## Comments:
- P-values for pooled and Welch-Satterthwaite tests very similar (even
though the pooled test seemed inferior): 0.013 vs. 0.014.
- Two-sided test also gives CI: new reading program increases average
scores by somewhere between about 1 and 19 points.
- Confidence intervals inherently two-sided, so do 2-sided test to get
them.
## Jargon for testing
- Alternative hypothesis: what we are trying to prove (new reading
program is effective).
- Null hypothesis: "there is no difference" (new reading program no
better than current program). Must contain "equals".
- One-sided alternative: trying to prove better (as with reading
program).
- Two-sided alternative: trying to prove different.
- Test statistic: something expressing difference between data and
null (eg. difference in sample means, $t$ statistic).
- P-value: probability of observing test statistic value as extreme or
more extreme, if null is true.
- Decision: either reject null hypothesis or do not reject null
hypothesis. **Never "accept"**.

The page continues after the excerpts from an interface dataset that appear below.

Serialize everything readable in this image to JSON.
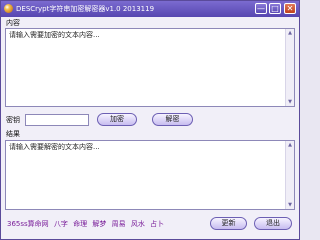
{
  "window": {
    "title": "DESCrypt字符串加密解密器v1.0 2013119",
    "min": "—",
    "max": "□",
    "close": "✕"
  },
  "content": {
    "label": "内容",
    "placeholder": "请输入需要加密的文本内容..."
  },
  "key": {
    "label": "密钥",
    "value": ""
  },
  "buttons": {
    "encrypt": "加密",
    "decrypt": "解密",
    "update": "更新",
    "exit": "退出"
  },
  "result": {
    "label": "结果",
    "placeholder": "请输入需要解密的文本内容..."
  },
  "footer": {
    "links": [
      "365ss算命网",
      "八字",
      "命理",
      "解梦",
      "周易",
      "风水",
      "占卜"
    ]
  },
  "colors": {
    "titlebar": "#6454c0",
    "link": "#7a1f9a"
  }
}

## Logic of testing
- Work out what would happen if null hypothesis were true.
- Compare to what actually did happen.
- If these are too far apart, conclude that null hypothesis is not
true after all. (Be guided by P-value.)
- As applied to our reading programs:
- If reading programs equally good, expect to see a difference in
means close to 0.
- Mean reading score was 10 higher for new program.
- Difference of 10 was unusually big (P-value small from t-test).
So conclude that new reading program is effective.
- Nothing here about what happens if null hypothesis is false. This is
power and type II error probability.